The experiment lasted for a period of 8 weeks, and throughout this period experts surveyed the subjects, aged between 19 and 60, using the Montgomery-Åsberg Depression Rating Scale (MADRS), in order to assess the severity of their depressive episodes.
It was discovered that approximately 59% of those who had used a fluorescent light box in addition to Prozac had experienced a significant improvement in their condition, receiving normal scores at their evaluation.
In contrast, the percentage of those who entered remission after being treated exclusively with light monotherapy was of just 44%.
Overall outcome was more discouraging among the two other categories. Around 30% of those who had used placebo pills and fluorescent light devices witnessed an amelioration.
This was still better than the results obtained by those who had only taken antidepressants, in combination with sham light therapy.

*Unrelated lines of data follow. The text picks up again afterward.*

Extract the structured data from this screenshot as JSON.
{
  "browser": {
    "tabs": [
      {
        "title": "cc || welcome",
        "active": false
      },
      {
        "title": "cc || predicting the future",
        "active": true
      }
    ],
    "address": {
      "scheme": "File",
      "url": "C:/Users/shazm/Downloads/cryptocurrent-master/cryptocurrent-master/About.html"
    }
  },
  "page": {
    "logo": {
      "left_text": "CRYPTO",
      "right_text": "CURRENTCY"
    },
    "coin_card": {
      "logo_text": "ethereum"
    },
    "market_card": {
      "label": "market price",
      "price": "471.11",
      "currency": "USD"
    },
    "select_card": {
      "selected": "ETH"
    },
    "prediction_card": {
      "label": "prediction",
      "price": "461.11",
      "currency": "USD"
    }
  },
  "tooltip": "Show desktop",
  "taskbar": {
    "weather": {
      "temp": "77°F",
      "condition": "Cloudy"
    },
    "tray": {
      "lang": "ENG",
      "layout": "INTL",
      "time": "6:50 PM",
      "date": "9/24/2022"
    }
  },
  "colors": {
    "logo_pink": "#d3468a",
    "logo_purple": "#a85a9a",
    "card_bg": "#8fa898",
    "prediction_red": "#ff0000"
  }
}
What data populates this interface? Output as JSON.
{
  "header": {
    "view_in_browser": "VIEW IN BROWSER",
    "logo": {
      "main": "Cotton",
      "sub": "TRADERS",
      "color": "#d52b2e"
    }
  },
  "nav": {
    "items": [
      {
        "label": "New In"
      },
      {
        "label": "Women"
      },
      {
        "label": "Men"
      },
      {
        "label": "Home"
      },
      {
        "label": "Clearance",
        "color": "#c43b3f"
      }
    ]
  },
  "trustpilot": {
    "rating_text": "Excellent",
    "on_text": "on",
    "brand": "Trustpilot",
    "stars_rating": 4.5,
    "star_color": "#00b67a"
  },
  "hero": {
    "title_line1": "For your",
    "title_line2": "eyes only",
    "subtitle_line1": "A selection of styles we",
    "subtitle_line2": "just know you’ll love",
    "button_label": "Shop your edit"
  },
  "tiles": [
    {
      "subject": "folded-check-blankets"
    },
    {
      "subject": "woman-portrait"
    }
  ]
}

In this category, just a fifth of the participants obtained normal scores when the MADRS questionnaire was carried out.
Based on these studies, researchers now think that indeed light therapy might be successful in allowing the body to rewire itself, and to adjust its internal clock so that mood disruption can be reduced.
Another speculation is that the positive changes are linked to the fact that light exposure influences serotonin, a neurotransmitter which helps regulate emotional and mental well-being.
The study does have some limitations however, such as the researchers’ failure to take into account the amount of natural light received by each subject throughout the experiment.
Meanwhile, Simon Rego, director of psychology training at Montefiore Medical Center, has declared that the findings are still promising, since they show that light therapy might be beneficial for treating a wider variety of depression forms than it had been previously thought.
Psychotherapy requires sustained effort and its results aren’t always as expected. Similarly, traditional antidepressants aren’t successful on every occasion, and can trigger severe adverse reactions. In contrast, this alternative treatment has a much higher tolerability and effectiveness, while being extremely safe to use.
The devices are also relatively cheap and widely commercialized in pharmacies and specialized stores. They cost somewhere between $100 and $300, and can be covered by some health insurance plans.
Image Source: Eagle Northwest University